Republicans and Democrats on the House's Select Subcommittee on the Coronavirus Pandemic have criticized Daszak and his organization for their lack of transparency and failure to properly oversee their Wuhan partners' experiments.

The Biden administration has since stripped EcoHealth of its federal funding and launched a debarment investigation that could see it banned from receiving future grants. former National Institute of Allergy and Infectious Diseases (NIAID) Director Anthony Fauci has said he agrees with that decision. So has former National Institutes of Health (NIH) Director Francis Collins.

According to Staley, all the bipartisan sanctions and scrutiny applied to EcoHealth are part of a right-wing "McCarthyite" crusade to stop the crucial basic research the group does into identifying likely sites of the next disease outbreak.

"It scares me—and should scare you—that conspiracy theorists are winning. And because of them, we will be less prepared for the next pandemic," he writes.

He needn't be so worried.

The actual history of the pandemic suggests that EcoHealth's work wasn't useful in spotting the next pandemic or preparing people to respond to it. This is true even if one dismisses the credible accusations that the nonprofit's work led to the creation of SARS-CoV-2 at the Wuhan Institute of Virology.

As Staley recounts in his piece, EcoHealth's mission is to surveil areas of the globe where animal viruses are mostly likely to spill over into human populations and cause the next pandemic.

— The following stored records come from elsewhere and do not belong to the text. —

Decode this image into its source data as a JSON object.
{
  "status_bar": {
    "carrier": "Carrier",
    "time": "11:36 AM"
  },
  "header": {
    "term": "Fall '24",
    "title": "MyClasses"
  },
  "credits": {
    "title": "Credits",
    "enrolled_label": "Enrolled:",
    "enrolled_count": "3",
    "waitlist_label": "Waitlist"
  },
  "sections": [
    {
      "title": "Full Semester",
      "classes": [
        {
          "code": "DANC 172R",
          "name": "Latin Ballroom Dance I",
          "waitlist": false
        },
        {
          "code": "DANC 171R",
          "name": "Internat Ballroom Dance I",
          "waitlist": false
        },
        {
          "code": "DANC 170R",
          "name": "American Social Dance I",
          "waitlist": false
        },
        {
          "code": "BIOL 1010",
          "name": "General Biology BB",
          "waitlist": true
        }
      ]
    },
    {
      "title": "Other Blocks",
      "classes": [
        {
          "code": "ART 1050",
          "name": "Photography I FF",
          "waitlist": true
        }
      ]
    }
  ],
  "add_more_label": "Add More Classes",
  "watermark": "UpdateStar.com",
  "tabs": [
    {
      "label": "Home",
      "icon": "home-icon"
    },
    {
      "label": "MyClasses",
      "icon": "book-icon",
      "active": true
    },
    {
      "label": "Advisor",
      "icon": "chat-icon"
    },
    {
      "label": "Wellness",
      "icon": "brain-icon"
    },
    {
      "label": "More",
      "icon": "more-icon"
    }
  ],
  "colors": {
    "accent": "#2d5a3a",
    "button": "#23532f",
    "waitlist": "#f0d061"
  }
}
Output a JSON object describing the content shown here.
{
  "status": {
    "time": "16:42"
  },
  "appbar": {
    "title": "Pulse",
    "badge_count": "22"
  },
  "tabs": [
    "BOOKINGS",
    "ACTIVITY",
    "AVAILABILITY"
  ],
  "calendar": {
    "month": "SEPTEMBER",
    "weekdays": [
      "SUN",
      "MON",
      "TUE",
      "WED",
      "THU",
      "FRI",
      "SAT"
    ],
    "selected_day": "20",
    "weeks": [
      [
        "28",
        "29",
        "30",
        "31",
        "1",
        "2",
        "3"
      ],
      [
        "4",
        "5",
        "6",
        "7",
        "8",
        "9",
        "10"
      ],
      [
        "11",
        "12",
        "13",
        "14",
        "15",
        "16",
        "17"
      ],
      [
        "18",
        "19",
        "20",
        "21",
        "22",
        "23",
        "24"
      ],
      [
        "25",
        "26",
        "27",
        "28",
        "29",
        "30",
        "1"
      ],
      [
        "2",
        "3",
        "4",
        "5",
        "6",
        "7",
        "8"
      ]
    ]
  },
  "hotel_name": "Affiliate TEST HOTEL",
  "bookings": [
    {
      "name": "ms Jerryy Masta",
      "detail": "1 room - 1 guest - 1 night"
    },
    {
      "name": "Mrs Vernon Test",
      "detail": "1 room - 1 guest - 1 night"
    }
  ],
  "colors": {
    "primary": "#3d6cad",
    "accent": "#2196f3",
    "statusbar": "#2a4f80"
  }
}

It received millions in NIAID grants to collect viruses in human and animal populations across China, and sequence and study those viruses at Wuhan to identify likely future pandemic pathogens.

If one believes in a natural origin of the COVID-19 pandemic, one also has to believe that EcoHealth was caught totally by surprise by the outbreak of a coronavirus pandemic in its backyard. All its taxpayer-funded disease surveillance would seem to be naught.

Staley compares sanctions on EcoHealth to stripping funding from a New York City firefighting company because a fire brought down the World Trade Center.

A more accurate analogy would be that we're stripping funding from a firefighting company that failed to respond to a massive conflagration that destroyed the building next door.

Indeed, this was a mainstream criticism of EcoHealth's work prior to the pandemic. There are so many viruses circulating in nature that the chances that disease surveillance will identify the one that will evolve into the next human pandemic are infinitesimally small.

Staley is on firmer ground when he says that Fauci and Collins are throwing EcoHealth under the bus by agreeing with the Biden administration's decision to strip the nonprofit of its funding.

If EcoHealth failed to properly oversee its Wuhan work, NIAID and NIH (which funded EcoHealth's work) also failed to properly oversee the nonprofit's grant work.

Fauci and Collins' position, supported by Democrats in Congress, that they are totally blameless for EcoHealth's scandals is a remarkable exercise in blame-shifting. If EcoHealth deserves the sanctions they've received, NIH and NIAID have a lot to answer for as well.

Congress' investigations into COVID's origins are ongoing. In time, perhaps the organizations that funded gain-of-function research on pandemic pathogens in Wuhan will face some accountability for failing to properly police the risky research they knew was happening there.

The worst thing one can say about EcoHealth's work is that it helped create a pandemic it was supposed to prevent. The best thing that can be said about its work is it proved totally useless at stopping a pandemic it was supposed to nip in the bud.

In either scenario, it's hardly anti-science to question the value taxpayers are getting by funding this work.